-- Opening Marker --
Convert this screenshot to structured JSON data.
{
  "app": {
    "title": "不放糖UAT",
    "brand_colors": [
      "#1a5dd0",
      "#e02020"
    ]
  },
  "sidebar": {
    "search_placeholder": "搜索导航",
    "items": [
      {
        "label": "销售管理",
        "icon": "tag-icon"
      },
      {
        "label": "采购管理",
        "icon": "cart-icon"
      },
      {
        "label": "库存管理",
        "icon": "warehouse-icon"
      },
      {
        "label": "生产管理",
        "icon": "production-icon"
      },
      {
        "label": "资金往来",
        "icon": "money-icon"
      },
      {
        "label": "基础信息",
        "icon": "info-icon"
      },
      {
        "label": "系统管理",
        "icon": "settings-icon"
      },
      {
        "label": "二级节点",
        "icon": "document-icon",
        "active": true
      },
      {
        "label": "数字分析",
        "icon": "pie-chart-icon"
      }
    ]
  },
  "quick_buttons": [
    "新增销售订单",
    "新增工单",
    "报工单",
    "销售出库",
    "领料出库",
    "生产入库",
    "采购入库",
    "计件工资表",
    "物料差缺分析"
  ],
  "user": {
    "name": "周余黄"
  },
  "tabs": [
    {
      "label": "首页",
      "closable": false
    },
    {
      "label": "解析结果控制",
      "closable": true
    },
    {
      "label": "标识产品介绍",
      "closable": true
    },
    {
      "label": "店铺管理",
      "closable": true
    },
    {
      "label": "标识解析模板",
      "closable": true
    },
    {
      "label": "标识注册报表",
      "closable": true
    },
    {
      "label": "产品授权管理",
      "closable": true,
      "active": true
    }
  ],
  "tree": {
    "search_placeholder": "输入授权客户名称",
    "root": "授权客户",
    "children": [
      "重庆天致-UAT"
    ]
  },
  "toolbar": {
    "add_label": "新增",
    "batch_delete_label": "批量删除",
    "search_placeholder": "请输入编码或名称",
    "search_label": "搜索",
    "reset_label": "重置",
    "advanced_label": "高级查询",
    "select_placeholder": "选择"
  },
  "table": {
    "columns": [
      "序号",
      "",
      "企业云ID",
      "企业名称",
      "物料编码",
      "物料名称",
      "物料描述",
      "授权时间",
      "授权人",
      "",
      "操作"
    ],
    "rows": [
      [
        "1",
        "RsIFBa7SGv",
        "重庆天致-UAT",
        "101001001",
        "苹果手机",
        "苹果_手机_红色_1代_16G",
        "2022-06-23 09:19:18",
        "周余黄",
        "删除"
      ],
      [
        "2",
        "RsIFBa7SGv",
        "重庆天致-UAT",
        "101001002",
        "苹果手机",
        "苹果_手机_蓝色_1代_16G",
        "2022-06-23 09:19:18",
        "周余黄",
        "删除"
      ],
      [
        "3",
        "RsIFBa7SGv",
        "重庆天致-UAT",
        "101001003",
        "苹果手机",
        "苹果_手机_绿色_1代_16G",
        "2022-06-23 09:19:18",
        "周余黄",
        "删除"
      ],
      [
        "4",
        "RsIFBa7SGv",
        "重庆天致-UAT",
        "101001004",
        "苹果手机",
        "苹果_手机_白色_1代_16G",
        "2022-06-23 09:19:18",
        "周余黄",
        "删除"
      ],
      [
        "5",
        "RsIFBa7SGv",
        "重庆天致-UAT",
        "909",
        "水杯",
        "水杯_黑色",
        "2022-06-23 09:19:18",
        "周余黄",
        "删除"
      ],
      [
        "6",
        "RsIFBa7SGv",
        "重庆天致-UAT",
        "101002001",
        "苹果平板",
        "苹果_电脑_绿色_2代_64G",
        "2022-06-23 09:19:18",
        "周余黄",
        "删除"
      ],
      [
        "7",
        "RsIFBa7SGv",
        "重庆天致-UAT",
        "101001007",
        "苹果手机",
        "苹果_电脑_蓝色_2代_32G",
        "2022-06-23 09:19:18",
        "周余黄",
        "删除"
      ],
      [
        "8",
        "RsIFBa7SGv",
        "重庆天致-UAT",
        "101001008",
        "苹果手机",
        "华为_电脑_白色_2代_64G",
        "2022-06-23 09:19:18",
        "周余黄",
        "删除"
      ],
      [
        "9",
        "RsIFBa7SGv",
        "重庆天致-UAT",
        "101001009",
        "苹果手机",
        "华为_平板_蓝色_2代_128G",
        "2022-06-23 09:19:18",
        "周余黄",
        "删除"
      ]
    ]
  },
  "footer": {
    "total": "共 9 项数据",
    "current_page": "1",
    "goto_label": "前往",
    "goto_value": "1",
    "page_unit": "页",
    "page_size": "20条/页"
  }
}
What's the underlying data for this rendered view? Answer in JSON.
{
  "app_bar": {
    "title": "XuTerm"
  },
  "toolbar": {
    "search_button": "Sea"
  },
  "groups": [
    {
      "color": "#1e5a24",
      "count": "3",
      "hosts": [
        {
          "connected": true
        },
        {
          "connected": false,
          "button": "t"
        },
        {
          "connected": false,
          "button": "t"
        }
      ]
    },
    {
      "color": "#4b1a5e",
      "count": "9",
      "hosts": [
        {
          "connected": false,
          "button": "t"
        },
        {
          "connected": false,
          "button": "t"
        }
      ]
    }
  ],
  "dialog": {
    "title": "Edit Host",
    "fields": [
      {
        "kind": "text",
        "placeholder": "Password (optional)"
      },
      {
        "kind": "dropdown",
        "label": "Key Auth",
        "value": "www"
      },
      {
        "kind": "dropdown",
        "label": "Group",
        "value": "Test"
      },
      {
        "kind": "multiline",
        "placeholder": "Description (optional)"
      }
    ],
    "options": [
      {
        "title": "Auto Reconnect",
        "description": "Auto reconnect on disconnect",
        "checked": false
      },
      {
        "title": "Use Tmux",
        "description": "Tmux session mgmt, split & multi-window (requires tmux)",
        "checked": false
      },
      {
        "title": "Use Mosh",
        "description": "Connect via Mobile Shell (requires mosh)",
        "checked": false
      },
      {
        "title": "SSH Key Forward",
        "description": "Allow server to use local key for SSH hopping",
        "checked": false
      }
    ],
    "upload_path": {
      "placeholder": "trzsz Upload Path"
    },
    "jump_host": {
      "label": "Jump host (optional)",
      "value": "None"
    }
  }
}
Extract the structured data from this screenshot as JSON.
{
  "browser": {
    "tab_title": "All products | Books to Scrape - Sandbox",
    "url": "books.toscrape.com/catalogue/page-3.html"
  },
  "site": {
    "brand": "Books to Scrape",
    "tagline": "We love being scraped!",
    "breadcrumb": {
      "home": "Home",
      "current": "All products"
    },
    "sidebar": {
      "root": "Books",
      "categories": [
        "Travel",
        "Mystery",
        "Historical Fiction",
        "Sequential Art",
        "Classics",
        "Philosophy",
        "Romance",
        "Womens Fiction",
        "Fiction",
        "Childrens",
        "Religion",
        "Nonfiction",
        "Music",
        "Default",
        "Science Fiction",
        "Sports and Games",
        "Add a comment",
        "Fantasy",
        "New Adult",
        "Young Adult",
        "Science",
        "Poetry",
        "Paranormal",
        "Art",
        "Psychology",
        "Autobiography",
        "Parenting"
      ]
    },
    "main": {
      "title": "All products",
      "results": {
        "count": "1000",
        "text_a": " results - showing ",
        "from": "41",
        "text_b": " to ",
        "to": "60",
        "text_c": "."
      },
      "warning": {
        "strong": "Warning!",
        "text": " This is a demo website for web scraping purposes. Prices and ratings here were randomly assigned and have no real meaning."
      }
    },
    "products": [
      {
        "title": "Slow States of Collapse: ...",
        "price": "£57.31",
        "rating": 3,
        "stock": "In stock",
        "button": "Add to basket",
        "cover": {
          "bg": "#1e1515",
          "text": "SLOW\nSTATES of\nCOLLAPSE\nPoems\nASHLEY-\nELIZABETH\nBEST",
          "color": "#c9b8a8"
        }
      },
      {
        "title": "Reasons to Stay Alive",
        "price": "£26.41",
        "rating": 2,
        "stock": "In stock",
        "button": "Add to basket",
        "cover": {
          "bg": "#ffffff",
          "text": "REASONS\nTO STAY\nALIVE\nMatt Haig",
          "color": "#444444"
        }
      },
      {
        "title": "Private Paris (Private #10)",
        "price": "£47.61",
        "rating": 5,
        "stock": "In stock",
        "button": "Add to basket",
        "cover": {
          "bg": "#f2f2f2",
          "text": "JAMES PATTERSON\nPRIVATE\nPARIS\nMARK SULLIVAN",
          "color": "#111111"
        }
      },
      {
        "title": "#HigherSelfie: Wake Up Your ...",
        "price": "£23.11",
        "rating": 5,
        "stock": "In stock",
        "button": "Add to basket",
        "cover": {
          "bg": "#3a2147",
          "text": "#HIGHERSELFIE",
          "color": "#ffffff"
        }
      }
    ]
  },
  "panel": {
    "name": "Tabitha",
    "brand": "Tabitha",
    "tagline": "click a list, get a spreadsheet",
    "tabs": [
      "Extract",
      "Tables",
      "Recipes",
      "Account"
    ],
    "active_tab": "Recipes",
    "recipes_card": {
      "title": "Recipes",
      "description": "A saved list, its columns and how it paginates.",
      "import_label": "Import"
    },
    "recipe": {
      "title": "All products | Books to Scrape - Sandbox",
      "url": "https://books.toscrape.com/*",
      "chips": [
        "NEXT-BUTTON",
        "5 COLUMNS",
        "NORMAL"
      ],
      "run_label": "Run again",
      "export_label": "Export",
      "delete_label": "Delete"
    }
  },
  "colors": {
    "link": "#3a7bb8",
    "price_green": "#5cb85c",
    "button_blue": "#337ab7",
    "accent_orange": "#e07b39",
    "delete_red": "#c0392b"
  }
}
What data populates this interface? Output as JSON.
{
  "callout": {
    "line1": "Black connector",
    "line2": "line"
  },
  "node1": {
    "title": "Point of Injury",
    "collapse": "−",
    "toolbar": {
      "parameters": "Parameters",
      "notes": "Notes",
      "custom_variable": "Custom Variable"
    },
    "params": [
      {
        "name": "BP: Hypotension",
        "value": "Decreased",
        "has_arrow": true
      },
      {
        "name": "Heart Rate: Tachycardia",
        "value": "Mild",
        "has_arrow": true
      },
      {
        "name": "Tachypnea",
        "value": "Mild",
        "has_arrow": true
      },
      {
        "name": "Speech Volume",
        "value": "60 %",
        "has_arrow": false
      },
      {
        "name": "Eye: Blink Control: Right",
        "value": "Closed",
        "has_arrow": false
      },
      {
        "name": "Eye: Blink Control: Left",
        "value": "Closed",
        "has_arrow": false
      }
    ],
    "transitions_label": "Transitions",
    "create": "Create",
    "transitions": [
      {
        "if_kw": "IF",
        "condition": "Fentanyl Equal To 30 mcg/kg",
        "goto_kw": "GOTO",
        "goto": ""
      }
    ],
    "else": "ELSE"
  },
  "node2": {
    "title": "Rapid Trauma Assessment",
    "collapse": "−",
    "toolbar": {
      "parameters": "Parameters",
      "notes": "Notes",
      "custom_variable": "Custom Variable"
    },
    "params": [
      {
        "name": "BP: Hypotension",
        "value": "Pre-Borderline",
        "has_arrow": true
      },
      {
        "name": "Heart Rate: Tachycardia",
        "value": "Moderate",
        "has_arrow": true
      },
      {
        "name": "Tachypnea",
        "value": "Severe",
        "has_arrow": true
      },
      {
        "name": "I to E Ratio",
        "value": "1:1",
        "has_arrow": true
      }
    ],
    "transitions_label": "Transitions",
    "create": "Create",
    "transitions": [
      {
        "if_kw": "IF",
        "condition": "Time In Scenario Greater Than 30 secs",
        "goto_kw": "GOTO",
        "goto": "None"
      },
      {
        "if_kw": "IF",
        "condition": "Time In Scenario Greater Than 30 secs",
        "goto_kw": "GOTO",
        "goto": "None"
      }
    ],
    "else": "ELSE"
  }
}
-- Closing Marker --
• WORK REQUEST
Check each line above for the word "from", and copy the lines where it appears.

• TASK OUTPUT
Extract the structured data from this screenshot as JSON.
        "from": "41",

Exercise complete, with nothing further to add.